By R Vaidyanathan
There has been huge consternation and hand-wringing by legal and other experts about section 66A of the Information Act 2000, as amended in 2008, and which got the presidential assent on 5 February 2009. This bill, and several others, were passed on 23 December 2008, the last day of the winter session of the 14th Lok Sabha in seven minutes flat.
The way the Act is worded, many experts feel it is ultra vires the Constitution’s Article 19(1)(a), which enshrines freedom of speech. The Supreme Court is currently hearing a petition on it and it has issued notices to state governments like Maharashtra and also the Centre.
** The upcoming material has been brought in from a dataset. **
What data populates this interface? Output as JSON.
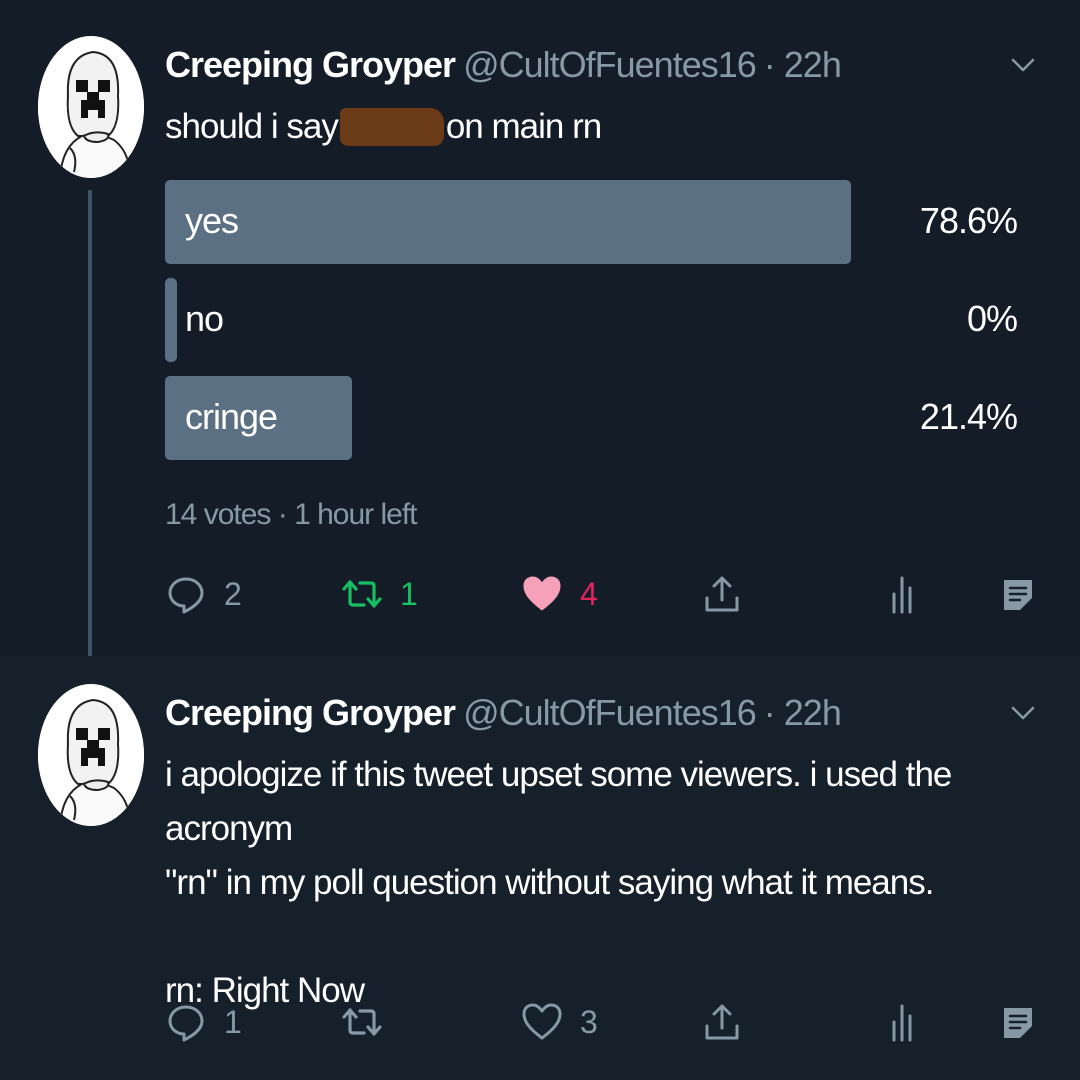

The next hearing is scheduled for 14 January 2013.
The issue is much more deep rooted and ingrained in our governance system and was originally planted by Jawaharlal Nehru, who introduced the first amendment to the constitution to curtail press freedom.
In the debates surrounding the first amendment to the Indian Constitution, Nehru came under severe attack from opposition leaders for compromising the right to free speech and opinion. Two court decisions in 1949, upholding the right to free speech by people on the far right and far left impacted him.
The cases involved Romesh Thapar, in which the Madras government, after declaring the Communist party illegal, banned the Left leaning magazine Crossroads as it was sharply critical of the Nehru government. The court held that banning a publication on the ground of threat to public safety or public order was not supported by the constitutional scheme since the exceptions to 19(1)(a) were much more specific and had to entail a danger to the security of the state.
The other case related to an order by the Chief Commissioner, Delhi, asking Organiser, the RSS mouthpiece, to submit all communal matters and materials related to Pakistan to scrutiny.
It was in this context that Nehru’s government decided to amend the Constitution inserting the words ‘public order’ and ‘relations with friendly states’ into Article 19(2).
More than the amendments, it is the intolerance exhibited by Nehru for his opponents in the Lok Sabha during the debate which is much more frightening.
Let us quote him from a Time magazine report of 28 May 1951.
“Part of the Indian press, said (Nehru), is dirty, indulges in ‘vulgarity, indecency and falsehood.’ To teach it manners, Nehru proposed an amendment to India’s constitution that would impose severe restrictions on freedom of speech and expression. He asked for power to curb the press and to punish persons and newspapers for ‘contempt of court, defamation and incitement to an offense’ Nehru told Parliament: ‘It has become a matter of the deepest distress to me to see the way in which the less responsible news sheets are being conducted . . . not injuring me or this House much, but poisoning the minds of the younger generation.”
Nehru said his measure was aimed at Communist and Hindu extremist agitation. His real targets: Atom, Current, Struggle and Blitz, four Bombay-published sensational weeklies which have consistently attacked Nehru’s domestic and foreign policy, scurrilously attacked the US.
A further quote:
“Prime Minister Nehru got his law to curb India’s press. Voting 228 to 20, Parliament amended the 1949 constitution, which guaranteed freedom of speech and expression to all citizens. Under the amendment, the government may introduce laws fining newspapers for ‘defamation or incitement to an offense.’ The courts will set the penalties.
A small but determined parliamentary opposition, led by Dr Syama Prasad Mookerjee, former Minister for Industry, bitterly attacked the amendment.
Mookerjee (to Nehru): You’ve got 240 supporters in this House, but outside in the country millions are against you.
Nehru (shaking his fists) : [Your] statements are scandalous…
The fury with shaking fists exhibited by Nehru was carried forward by his daughter Indira Gandhi when she imposed an internal emergency and introduced comprehensive censorship of the media and, unfortunately, most of our media” crawled when asked to bend.”
In addition to the common man, the judiciary and the media bore the maximum brunt of the impact of the emergency. The Supreme Court, by a majority of four to one, held that a person could be arrested or detained without legitimate grounds and there was no remedy in the law courts since all fundamental rights were suspended. The attorney-general of India argued — a citizen could be killed illegally and no remedy was available since there were no fundamental rights of the citizen any more.
Censorship was imposed on newspapers and barring a few, like The Indian Express, other newspapers did not have the courage to defy the censorship orders.